"This is a good time for us to speed up our transformation process," Somruedee said in an interview with Suttinee Yuvejwattana for news agency Bloomberg.
"We expect coal prices to remain high through next year, which will help maintain our strong cash flow. We will use this strength to invest in greener businesses in bigger scale."
The dirtiest fossil fuel is enjoying a revival after shortages in China last year saw the government encourage more mining and Russia's invasion of Ukraine pushed up energy prices across the board. That's threatening to slow the pace of decarbonization in many economies, but is a boon for miners like Banpu, which saw a sixfold jump in profit in the first quarter from a year earlier.
The Thai company is planning $1.3 billion of capital expenditure this year, with $750 million of that going on a deal to buy natural gas assets in Texas from Exxon Mobil Corp. that's expected to be concluded this month. Those assets will be added to its American unit, BKV Corp., which the company is planning to list in the US, Somruedee said.
Banpu will look to invest $800 million to $1.3 billion per year through 2025 to expand its gas and green portfolio, she said. The company — which currently has solar plants in China, Japan, Australia and Vietnam — will also look at opportunities in floating and rooftop solar, as well as gas-fired power plants and pipelines, according to Somruedee.
She did not specify how much of the target of 50% of revenue coming from non-coal assets would be from renewables and what proportion would be from gas. Somruedee also said that while Banpu expects to see its coal portfolio shrinking over the longer term, the 2025 goal would be tough to reach.
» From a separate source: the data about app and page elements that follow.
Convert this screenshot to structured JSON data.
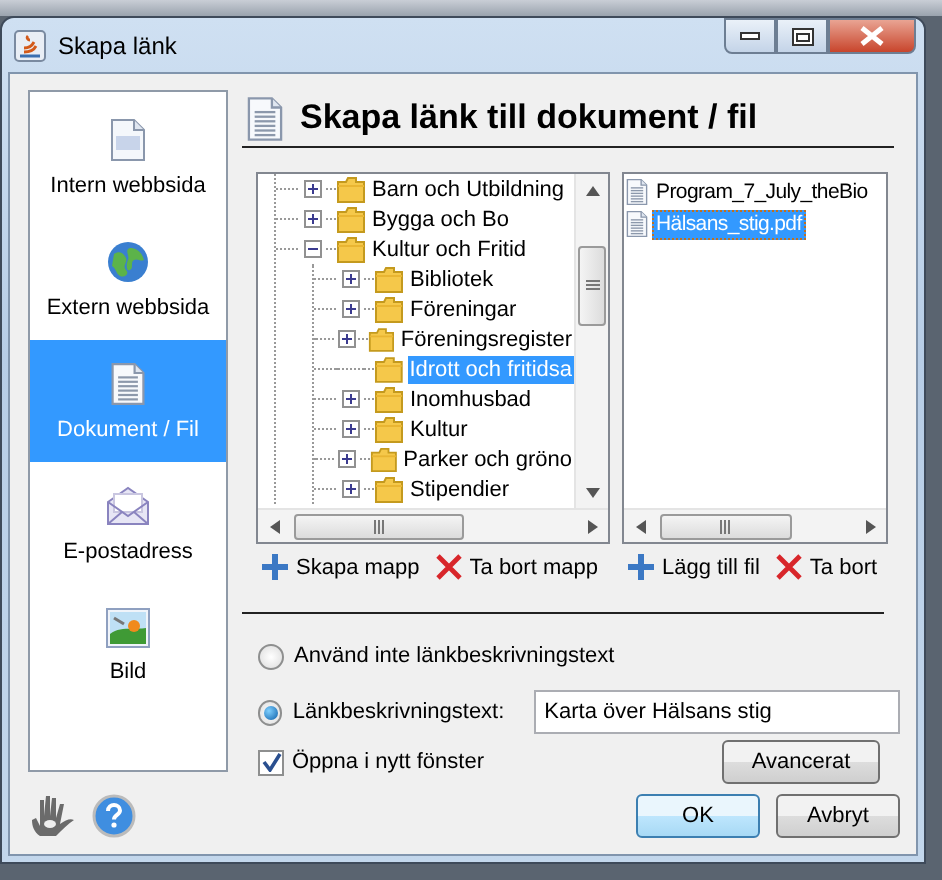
{
  "window": {
    "title": "Skapa länk"
  },
  "sidebar": {
    "items": [
      {
        "label": "Intern webbsida",
        "kind": "page",
        "selected": false
      },
      {
        "label": "Extern webbsida",
        "kind": "globe",
        "selected": false
      },
      {
        "label": "Dokument / Fil",
        "kind": "document",
        "selected": true
      },
      {
        "label": "E-postadress",
        "kind": "envelope",
        "selected": false
      },
      {
        "label": "Bild",
        "kind": "image",
        "selected": false
      }
    ]
  },
  "heading": "Skapa länk till dokument / fil",
  "tree": {
    "nodes": [
      {
        "label": "Barn och Utbildning",
        "expanded": false,
        "selected": false
      },
      {
        "label": "Bygga och Bo",
        "expanded": false,
        "selected": false
      },
      {
        "label": "Kultur och Fritid",
        "expanded": true,
        "selected": false,
        "children": [
          {
            "label": "Bibliotek",
            "expanded": false,
            "selected": false
          },
          {
            "label": "Föreningar",
            "expanded": false,
            "selected": false
          },
          {
            "label": "Föreningsregister",
            "expanded": false,
            "selected": false
          },
          {
            "label": "Idrott och fritidsa",
            "selected": true
          },
          {
            "label": "Inomhusbad",
            "expanded": false,
            "selected": false
          },
          {
            "label": "Kultur",
            "expanded": false,
            "selected": false
          },
          {
            "label": "Parker och gröno",
            "expanded": false,
            "selected": false
          },
          {
            "label": "Stipendier",
            "expanded": false,
            "selected": false
          }
        ]
      }
    ]
  },
  "files": [
    {
      "name": "Program_7_July_theBio",
      "selected": false
    },
    {
      "name": "Hälsans_stig.pdf",
      "selected": true
    }
  ],
  "folder_actions": [
    {
      "label": "Skapa mapp",
      "kind": "add"
    },
    {
      "label": "Ta bort mapp",
      "kind": "remove"
    }
  ],
  "file_actions": [
    {
      "label": "Lägg till fil",
      "kind": "add"
    },
    {
      "label": "Ta bort",
      "kind": "remove"
    }
  ],
  "link_text_options": [
    {
      "label": "Använd inte länkbeskrivningstext",
      "selected": false
    },
    {
      "label": "Länkbeskrivningstext:",
      "selected": true,
      "field": {
        "value": "Karta över Hälsans stig"
      }
    }
  ],
  "open_in_new_window": {
    "label": "Öppna i nytt fönster",
    "checked": true
  },
  "advanced_button": "Avancerat",
  "buttons": [
    {
      "label": "OK",
      "default": true
    },
    {
      "label": "Avbryt",
      "default": false
    }
  ]
}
"It will be challenging to reach the target amid high coal prices," she said in the Thursday interview. "We can't just exit the coal business now. What we are trying to do is phase down."